Requirement: Each record should be given again exactly, and any picture in it left out.

Exercise data:
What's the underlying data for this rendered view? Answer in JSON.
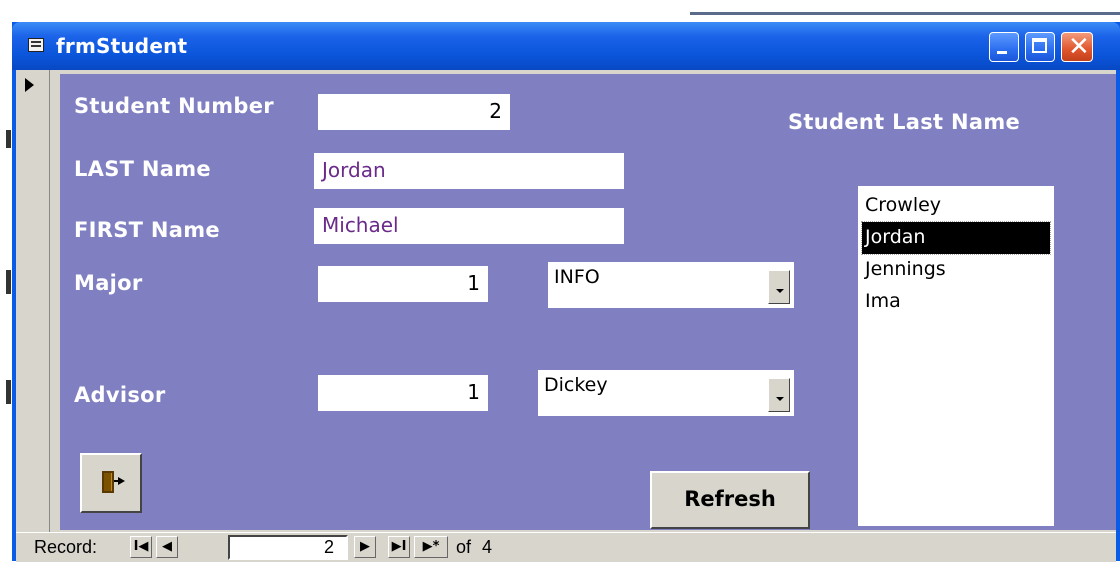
{
  "window": {
    "title": "frmStudent"
  },
  "labels": {
    "student_number": "Student Number",
    "last_name": "LAST Name",
    "first_name": "FIRST Name",
    "major": "Major",
    "advisor": "Advisor",
    "list_header": "Student Last Name"
  },
  "fields": {
    "student_number": "2",
    "last_name": "Jordan",
    "first_name": "Michael",
    "major_id": "1",
    "major_combo": "INFO",
    "advisor_id": "1",
    "advisor_combo": "Dickey"
  },
  "listbox": {
    "items": [
      "Crowley",
      "Jordan",
      "Jennings",
      "Ima"
    ],
    "selected": "Jordan"
  },
  "buttons": {
    "refresh": "Refresh",
    "exit_icon": "exit-door-icon"
  },
  "navigation": {
    "label": "Record:",
    "current": "2",
    "of": "of",
    "total": "4",
    "first": "I◀",
    "prev": "◀",
    "next": "▶",
    "last": "▶I",
    "new": "▶*"
  },
  "colors": {
    "form_background": "#7f7fc2",
    "titlebar": "#0a5ce6",
    "text_value": "#6a2a8a"
  }
}
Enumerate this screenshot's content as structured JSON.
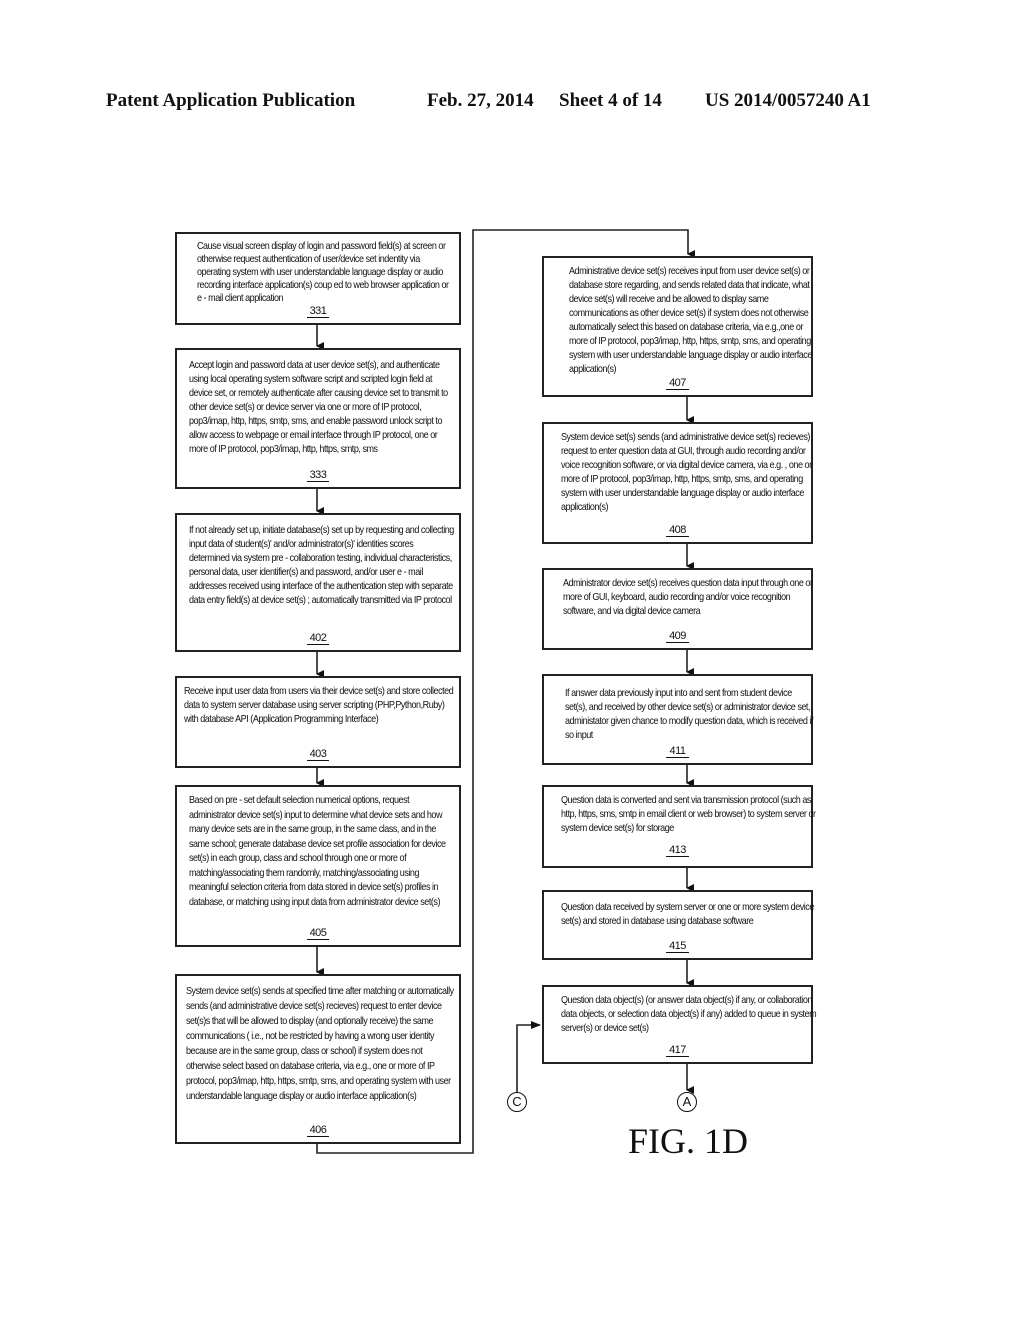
{
  "header": {
    "publication": "Patent Application Publication",
    "date": "Feb. 27, 2014",
    "sheet": "Sheet 4 of 14",
    "number": "US 2014/0057240 A1"
  },
  "figure_label": "FIG. 1D",
  "connectors": {
    "C": "C",
    "A": "A"
  },
  "left_column": [
    {
      "ref": "331",
      "text": "Cause visual screen display of login and password field(s) at screen or otherwise request authentication of user/device set indentity via operating system with user understandable language display or audio recording interface application(s) coup ed to web browser application or e - mail client application"
    },
    {
      "ref": "333",
      "text": "Accept login and password data at user device set(s), and authenticate using local operating system software script and scripted login field at device set, or remotely authenticate after causing device set to transmit to other device set(s) or device server via one or more of IP protocol, pop3/imap, http, https, smtp, sms, and enable password unlock script to allow access to webpage or email interface through IP protocol, one or more of IP protocol, pop3/imap, http, https, smtp, sms"
    },
    {
      "ref": "402",
      "text": "If not already set up, initiate database(s) set up by requesting and collecting input data of student(s)' and/or administrator(s)' identities scores determined via system pre - collaboration testing, individual characteristics, personal data, user identifier(s) and password, and/or user e - mail addresses received using interface of the authentication step with separate data entry field(s) at device set(s) ; automatically transmitted via IP protocol"
    },
    {
      "ref": "403",
      "text": "Receive input user data from users via their device set(s) and store collected data to system server database using server scripting (PHP,Python,Ruby) with database API (Application Programming Interface)"
    },
    {
      "ref": "405",
      "text": "Based on pre - set default selection numerical options, request administrator device set(s) input to determine what device sets and how many device sets are in the same group, in the same class, and in the same school; generate database device set profile association for device set(s) in each group, class and school through one or more of matching/associating them randomly, matching/associating using meaningful selection criteria from data stored in device set(s) profiles in database, or matching using input data from administrator device set(s)"
    },
    {
      "ref": "406",
      "text": "System device set(s) sends at specified time after matching or automatically sends (and administrative device set(s) recieves) request to enter device set(s)s that will be allowed to display (and optionally receive) the same communications ( i.e., not be restricted by having a wrong user identity because are in the same group, class or school) if system does not otherwise select based on database criteria, via e.g., one or more of IP protocol, pop3/imap, http, https, smtp, sms, and operating system with user understandable language display or audio interface application(s)"
    }
  ],
  "right_column": [
    {
      "ref": "407",
      "text": "Administrative device set(s) receives input from user device set(s) or database store regarding, and sends related data that indicate, what device set(s) will receive and be allowed to display same communications as other device set(s) if system does not otherwise automatically select this based on database criteria, via e.g.,one or more of IP protocol, pop3/imap, http, https, smtp, sms, and operating system with user understandable language display or audio interface application(s)"
    },
    {
      "ref": "408",
      "text": "System device set(s) sends (and administrative device set(s) recieves) request to enter question data at GUI, through audio recording and/or voice recognition software, or via digital device camera, via e.g. , one or more of IP protocol, pop3/imap, http, https, smtp, sms, and operating system with user understandable language display or audio interface application(s)"
    },
    {
      "ref": "409",
      "text": "Administrator device set(s) receives question data input through one or more of GUI, keyboard, audio recording and/or voice recognition software, and via digital device camera"
    },
    {
      "ref": "411",
      "text": "If answer data previously input into and sent from student device set(s), and received by other device set(s) or administrator device set, administator given chance to modify question data, which is received if so input"
    },
    {
      "ref": "413",
      "text": "Question data is converted and sent via transmission protocol (such as http, https, sms, smtp in email client or web browser) to system server or system device set(s) for storage"
    },
    {
      "ref": "415",
      "text": "Question data received by system server or one or more system device set(s) and stored in database using database software"
    },
    {
      "ref": "417",
      "text": "Question data object(s) (or answer data object(s) if any, or collaboration data objects, or selection data object(s) if any) added to queue in system server(s) or device set(s)"
    }
  ]
}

Response box:
What's the underlying data for this rendered view? Answer in JSON.
{
  "window": {
    "title": "frmStudent"
  },
  "labels": {
    "student_number": "Student Number",
    "last_name": "LAST Name",
    "first_name": "FIRST Name",
    "major": "Major",
    "advisor": "Advisor",
    "list_header": "Student Last Name"
  },
  "fields": {
    "student_number": "2",
    "last_name": "Jordan",
    "first_name": "Michael",
    "major_id": "1",
    "major_combo": "INFO",
    "advisor_id": "1",
    "advisor_combo": "Dickey"
  },
  "listbox": {
    "items": [
      "Crowley",
      "Jordan",
      "Jennings",
      "Ima"
    ],
    "selected": "Jordan"
  },
  "buttons": {
    "refresh": "Refresh",
    "exit_icon": "exit-door-icon"
  },
  "navigation": {
    "label": "Record:",
    "current": "2",
    "of": "of",
    "total": "4",
    "first": "I◀",
    "prev": "◀",
    "next": "▶",
    "last": "▶I",
    "new": "▶*"
  },
  "colors": {
    "form_background": "#7f7fc2",
    "titlebar": "#0a5ce6",
    "text_value": "#6a2a8a"
  }
}
Enumerate this screenshot's content as structured JSON.
{
  "header": {
    "publication": "Patent Application Publication",
    "date": "Feb. 27, 2014",
    "sheet": "Sheet 4 of 14",
    "number": "US 2014/0057240 A1"
  },
  "figure_label": "FIG. 1D",
  "connectors": {
    "C": "C",
    "A": "A"
  },
  "left_column": [
    {
      "ref": "331",
      "text": "Cause visual screen display of login and password field(s) at screen or otherwise request authentication of user/device set indentity via operating system with user understandable language display or audio recording interface application(s) coup ed to web browser application or e - mail client application"
    },
    {
      "ref": "333",
      "text": "Accept login and password data at user device set(s), and authenticate using local operating system software script and scripted login field at device set, or remotely authenticate after causing device set to transmit to other device set(s) or device server via one or more of IP protocol, pop3/imap, http, https, smtp, sms, and enable password unlock script to allow access to webpage or email interface through IP protocol, one or more of IP protocol, pop3/imap, http, https, smtp, sms"
    },
    {
      "ref": "402",
      "text": "If not already set up, initiate database(s) set up by requesting and collecting input data of student(s)' and/or administrator(s)' identities scores determined via system pre - collaboration testing, individual characteristics, personal data, user identifier(s) and password, and/or user e - mail addresses received using interface of the authentication step with separate data entry field(s) at device set(s) ; automatically transmitted via IP protocol"
    },
    {
      "ref": "403",
      "text": "Receive input user data from users via their device set(s) and store collected data to system server database using server scripting (PHP,Python,Ruby) with database API (Application Programming Interface)"
    },
    {
      "ref": "405",
      "text": "Based on pre - set default selection numerical options, request administrator device set(s) input to determine what device sets and how many device sets are in the same group, in the same class, and in the same school; generate database device set profile association for device set(s) in each group, class and school through one or more of matching/associating them randomly, matching/associating using meaningful selection criteria from data stored in device set(s) profiles in database, or matching using input data from administrator device set(s)"
    },
    {
      "ref": "406",
      "text": "System device set(s) sends at specified time after matching or automatically sends (and administrative device set(s) recieves) request to enter device set(s)s that will be allowed to display (and optionally receive) the same communications ( i.e., not be restricted by having a wrong user identity because are in the same group, class or school) if system does not otherwise select based on database criteria, via e.g., one or more of IP protocol, pop3/imap, http, https, smtp, sms, and operating system with user understandable language display or audio interface application(s)"
    }
  ],
  "right_column": [
    {
      "ref": "407",
      "text": "Administrative device set(s) receives input from user device set(s) or database store regarding, and sends related data that indicate, what device set(s) will receive and be allowed to display same communications as other device set(s) if system does not otherwise automatically select this based on database criteria, via e.g.,one or more of IP protocol, pop3/imap, http, https, smtp, sms, and operating system with user understandable language display or audio interface application(s)"
    },
    {
      "ref": "408",
      "text": "System device set(s) sends (and administrative device set(s) recieves) request to enter question data at GUI, through audio recording and/or voice recognition software, or via digital device camera, via e.g. , one or more of IP protocol, pop3/imap, http, https, smtp, sms, and operating system with user understandable language display or audio interface application(s)"
    },
    {
      "ref": "409",
      "text": "Administrator device set(s) receives question data input through one or more of GUI, keyboard, audio recording and/or voice recognition software, and via digital device camera"
    },
    {
      "ref": "411",
      "text": "If answer data previously input into and sent from student device set(s), and received by other device set(s) or administrator device set, administator given chance to modify question data, which is received if so input"
    },
    {
      "ref": "413",
      "text": "Question data is converted and sent via transmission protocol (such as http, https, sms, smtp in email client or web browser) to system server or system device set(s) for storage"
    },
    {
      "ref": "415",
      "text": "Question data received by system server or one or more system device set(s) and stored in database using database software"
    },
    {
      "ref": "417",
      "text": "Question data object(s) (or answer data object(s) if any, or collaboration data objects, or selection data object(s) if any) added to queue in system server(s) or device set(s)"
    }
  ]
}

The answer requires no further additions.